Information shown:
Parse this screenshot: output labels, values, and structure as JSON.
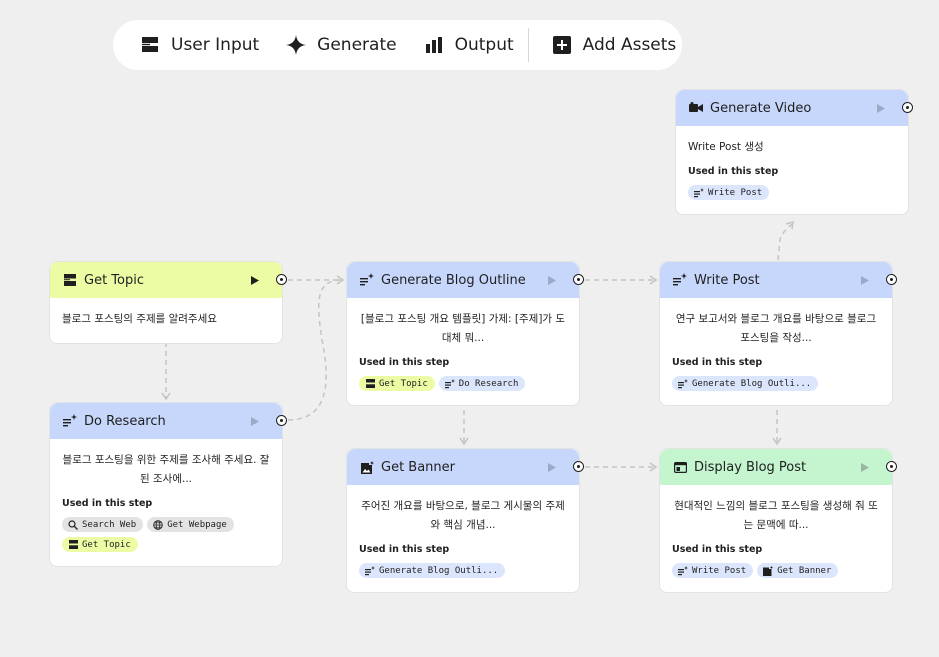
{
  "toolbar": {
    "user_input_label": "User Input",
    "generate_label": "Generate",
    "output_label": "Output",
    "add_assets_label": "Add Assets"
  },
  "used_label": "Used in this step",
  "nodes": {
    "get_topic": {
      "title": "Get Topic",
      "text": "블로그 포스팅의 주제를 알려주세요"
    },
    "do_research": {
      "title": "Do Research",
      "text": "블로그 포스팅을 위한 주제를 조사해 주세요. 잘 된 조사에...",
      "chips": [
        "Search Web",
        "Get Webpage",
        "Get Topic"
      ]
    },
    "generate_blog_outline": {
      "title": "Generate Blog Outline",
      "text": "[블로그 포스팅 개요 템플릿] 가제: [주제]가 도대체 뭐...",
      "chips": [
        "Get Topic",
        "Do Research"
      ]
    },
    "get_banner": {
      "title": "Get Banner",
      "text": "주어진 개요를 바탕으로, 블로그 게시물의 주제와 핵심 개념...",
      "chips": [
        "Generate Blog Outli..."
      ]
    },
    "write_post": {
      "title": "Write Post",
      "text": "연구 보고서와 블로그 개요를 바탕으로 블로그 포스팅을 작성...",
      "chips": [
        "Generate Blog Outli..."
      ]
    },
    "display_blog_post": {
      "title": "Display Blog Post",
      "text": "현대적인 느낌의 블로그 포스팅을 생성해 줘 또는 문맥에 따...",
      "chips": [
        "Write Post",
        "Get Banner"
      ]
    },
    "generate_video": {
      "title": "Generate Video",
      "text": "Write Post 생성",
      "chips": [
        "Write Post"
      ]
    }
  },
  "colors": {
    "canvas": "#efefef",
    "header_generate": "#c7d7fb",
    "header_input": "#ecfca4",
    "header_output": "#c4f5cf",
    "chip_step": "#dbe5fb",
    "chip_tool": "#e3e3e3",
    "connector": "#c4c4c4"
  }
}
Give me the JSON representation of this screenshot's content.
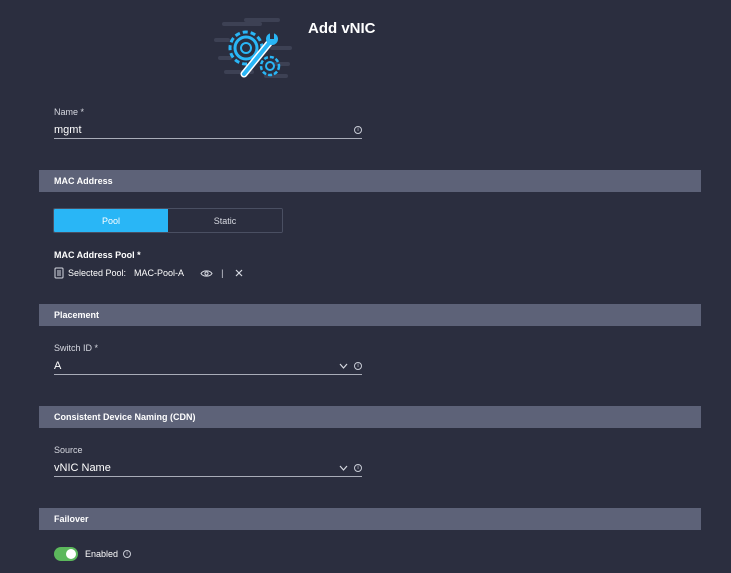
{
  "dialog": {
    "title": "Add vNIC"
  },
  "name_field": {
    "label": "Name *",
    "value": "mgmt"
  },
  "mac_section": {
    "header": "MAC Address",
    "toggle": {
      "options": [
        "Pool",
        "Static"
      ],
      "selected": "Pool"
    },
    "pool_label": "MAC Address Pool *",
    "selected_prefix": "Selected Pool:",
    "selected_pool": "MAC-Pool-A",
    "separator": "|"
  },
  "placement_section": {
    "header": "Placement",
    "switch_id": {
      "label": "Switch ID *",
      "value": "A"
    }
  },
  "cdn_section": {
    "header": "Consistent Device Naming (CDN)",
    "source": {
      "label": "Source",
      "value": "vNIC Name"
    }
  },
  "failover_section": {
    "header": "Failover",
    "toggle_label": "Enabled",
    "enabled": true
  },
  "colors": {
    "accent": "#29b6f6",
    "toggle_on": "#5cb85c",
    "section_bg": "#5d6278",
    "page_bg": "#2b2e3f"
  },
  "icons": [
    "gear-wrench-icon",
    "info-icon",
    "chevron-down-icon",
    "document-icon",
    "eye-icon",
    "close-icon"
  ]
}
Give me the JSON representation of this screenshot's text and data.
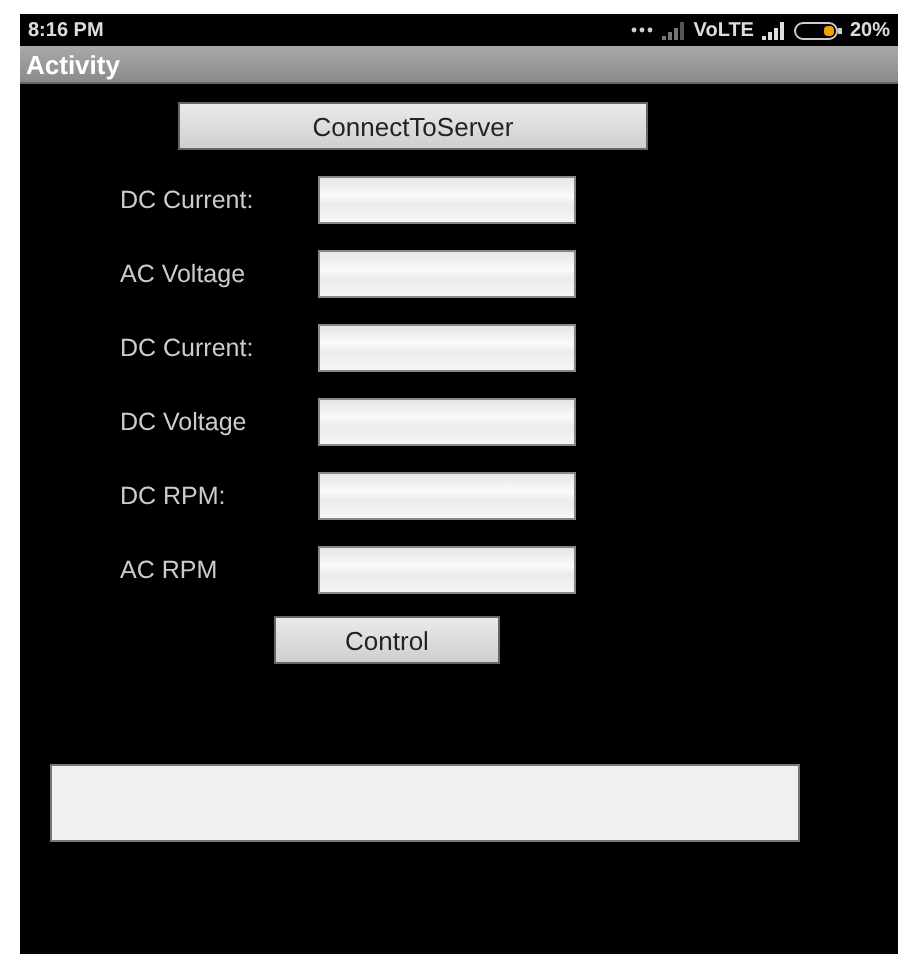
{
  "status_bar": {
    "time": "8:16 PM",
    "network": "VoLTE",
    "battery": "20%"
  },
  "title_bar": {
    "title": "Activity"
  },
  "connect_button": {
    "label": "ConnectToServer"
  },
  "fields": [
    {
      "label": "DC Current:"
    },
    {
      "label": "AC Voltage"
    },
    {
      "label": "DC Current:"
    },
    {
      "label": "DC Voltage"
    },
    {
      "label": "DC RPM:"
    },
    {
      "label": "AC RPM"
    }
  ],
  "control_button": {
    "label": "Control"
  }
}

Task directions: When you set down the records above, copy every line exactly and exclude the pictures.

Exercise answer:
Parse this screenshot: output labels, values, and structure as JSON.
{
  "toolbar": {
    "user_input_label": "User Input",
    "generate_label": "Generate",
    "output_label": "Output",
    "add_assets_label": "Add Assets"
  },
  "used_label": "Used in this step",
  "nodes": {
    "get_topic": {
      "title": "Get Topic",
      "text": "블로그 포스팅의 주제를 알려주세요"
    },
    "do_research": {
      "title": "Do Research",
      "text": "블로그 포스팅을 위한 주제를 조사해 주세요. 잘 된 조사에...",
      "chips": [
        "Search Web",
        "Get Webpage",
        "Get Topic"
      ]
    },
    "generate_blog_outline": {
      "title": "Generate Blog Outline",
      "text": "[블로그 포스팅 개요 템플릿] 가제: [주제]가 도대체 뭐...",
      "chips": [
        "Get Topic",
        "Do Research"
      ]
    },
    "get_banner": {
      "title": "Get Banner",
      "text": "주어진 개요를 바탕으로, 블로그 게시물의 주제와 핵심 개념...",
      "chips": [
        "Generate Blog Outli..."
      ]
    },
    "write_post": {
      "title": "Write Post",
      "text": "연구 보고서와 블로그 개요를 바탕으로 블로그 포스팅을 작성...",
      "chips": [
        "Generate Blog Outli..."
      ]
    },
    "display_blog_post": {
      "title": "Display Blog Post",
      "text": "현대적인 느낌의 블로그 포스팅을 생성해 줘 또는 문맥에 따...",
      "chips": [
        "Write Post",
        "Get Banner"
      ]
    },
    "generate_video": {
      "title": "Generate Video",
      "text": "Write Post 생성",
      "chips": [
        "Write Post"
      ]
    }
  },
  "colors": {
    "canvas": "#efefef",
    "header_generate": "#c7d7fb",
    "header_input": "#ecfca4",
    "header_output": "#c4f5cf",
    "chip_step": "#dbe5fb",
    "chip_tool": "#e3e3e3",
    "connector": "#c4c4c4"
  }
}
Give me the JSON representation of this screenshot's content.
{
  "dialog": {
    "title": "Add vNIC"
  },
  "name_field": {
    "label": "Name *",
    "value": "mgmt"
  },
  "mac_section": {
    "header": "MAC Address",
    "toggle": {
      "options": [
        "Pool",
        "Static"
      ],
      "selected": "Pool"
    },
    "pool_label": "MAC Address Pool *",
    "selected_prefix": "Selected Pool:",
    "selected_pool": "MAC-Pool-A",
    "separator": "|"
  },
  "placement_section": {
    "header": "Placement",
    "switch_id": {
      "label": "Switch ID *",
      "value": "A"
    }
  },
  "cdn_section": {
    "header": "Consistent Device Naming (CDN)",
    "source": {
      "label": "Source",
      "value": "vNIC Name"
    }
  },
  "failover_section": {
    "header": "Failover",
    "toggle_label": "Enabled",
    "enabled": true
  },
  "colors": {
    "accent": "#29b6f6",
    "toggle_on": "#5cb85c",
    "section_bg": "#5d6278",
    "page_bg": "#2b2e3f"
  },
  "icons": [
    "gear-wrench-icon",
    "info-icon",
    "chevron-down-icon",
    "document-icon",
    "eye-icon",
    "close-icon"
  ]
}
Give me the JSON representation of this screenshot's text and data.
{
  "status_bar": {
    "time": "8:16 PM",
    "network": "VoLTE",
    "battery": "20%"
  },
  "title_bar": {
    "title": "Activity"
  },
  "connect_button": {
    "label": "ConnectToServer"
  },
  "fields": [
    {
      "label": "DC Current:"
    },
    {
      "label": "AC Voltage"
    },
    {
      "label": "DC Current:"
    },
    {
      "label": "DC Voltage"
    },
    {
      "label": "DC RPM:"
    },
    {
      "label": "AC RPM"
    }
  ],
  "control_button": {
    "label": "Control"
  }
}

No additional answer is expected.